    Related Documents
  • 19-April-2016

    English

    12th Annual Meeting: Creativity, jobs and local development (Venice, Italy)

    This year the Forum will focus on creativity, jobs and local development. We will examine how localities can support culture and creative industries as a source of knowledge and job creation and how the creative industry can act as a powerful driving force areas such as tourism, urban regeneration, and social inclusion.

    Related Documents
  • 18-April-2016

    English

    Trade in Counterfeit and Pirated Goods - Mapping the Economic Impact

    Counterfeit and pirated products come from many economies, with China appearing as the single largest producing market. These illegal products are frequently found in a range of industries, from luxury items (e.g. fashion apparel or deluxe watches), via intermediary products (such as machines, spare parts or chemicals) to consumer goods that have an impact on personal health and safety (such as pharmaceuticals, food and drink, medical equipment, or toys). This report assess the quantitative value, scope and trends of this illegal trade.

  • 18-April-2016

    English

    Outcomes from the High-Level Symposium on Excess Capacity and Structural Adjustment in the Steel Sector

    A High-Level Meeting on excess capacity and structural adjustment in the steel sector was convened on 18 April 2016, at the Palais d’Egmont in Brussels, co-organised by the OECD and the Belgian government.

    Related Documents
  • 18-April-2016

    English

    High-Level Meeting: Excess Capacity and Structural Adjustment in the Steel Sector

    In view of the significant and growing excess capacity that exists in the global steel industry, a High-Level meeting on excess capacity and structural adjustment in the steel sector was organised by the OECD and the Belgian authorities on 18 April 2016 at the Palais d'Egmont in Brussels.

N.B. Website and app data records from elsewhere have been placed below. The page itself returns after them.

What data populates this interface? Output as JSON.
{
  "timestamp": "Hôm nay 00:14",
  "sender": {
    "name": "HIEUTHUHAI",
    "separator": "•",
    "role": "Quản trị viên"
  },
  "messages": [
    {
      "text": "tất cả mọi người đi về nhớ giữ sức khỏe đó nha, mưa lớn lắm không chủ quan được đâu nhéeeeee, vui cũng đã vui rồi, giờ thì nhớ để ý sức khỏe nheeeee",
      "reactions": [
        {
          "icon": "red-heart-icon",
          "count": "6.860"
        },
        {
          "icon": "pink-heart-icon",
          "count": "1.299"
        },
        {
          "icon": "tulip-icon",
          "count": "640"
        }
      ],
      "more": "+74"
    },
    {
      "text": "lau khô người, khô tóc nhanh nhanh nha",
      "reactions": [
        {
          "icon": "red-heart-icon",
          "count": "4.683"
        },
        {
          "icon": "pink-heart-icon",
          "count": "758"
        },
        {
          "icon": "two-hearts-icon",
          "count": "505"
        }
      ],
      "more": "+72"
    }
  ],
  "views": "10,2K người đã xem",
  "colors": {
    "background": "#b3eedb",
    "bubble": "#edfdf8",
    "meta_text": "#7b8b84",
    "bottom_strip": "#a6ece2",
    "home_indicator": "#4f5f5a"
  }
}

    Related Documents
  • << < 1 | 2 | 3 | 4 | 5 | 6 | 7 | 8 | 9 | 10 | 11 | 12 | 13 | 14 | 15 | 16 | 17 | 18 | 19 | 20 | 21 | 22 | 23 | 24 | 25 | 26 | 27 | 28 | 29 | 30 > >>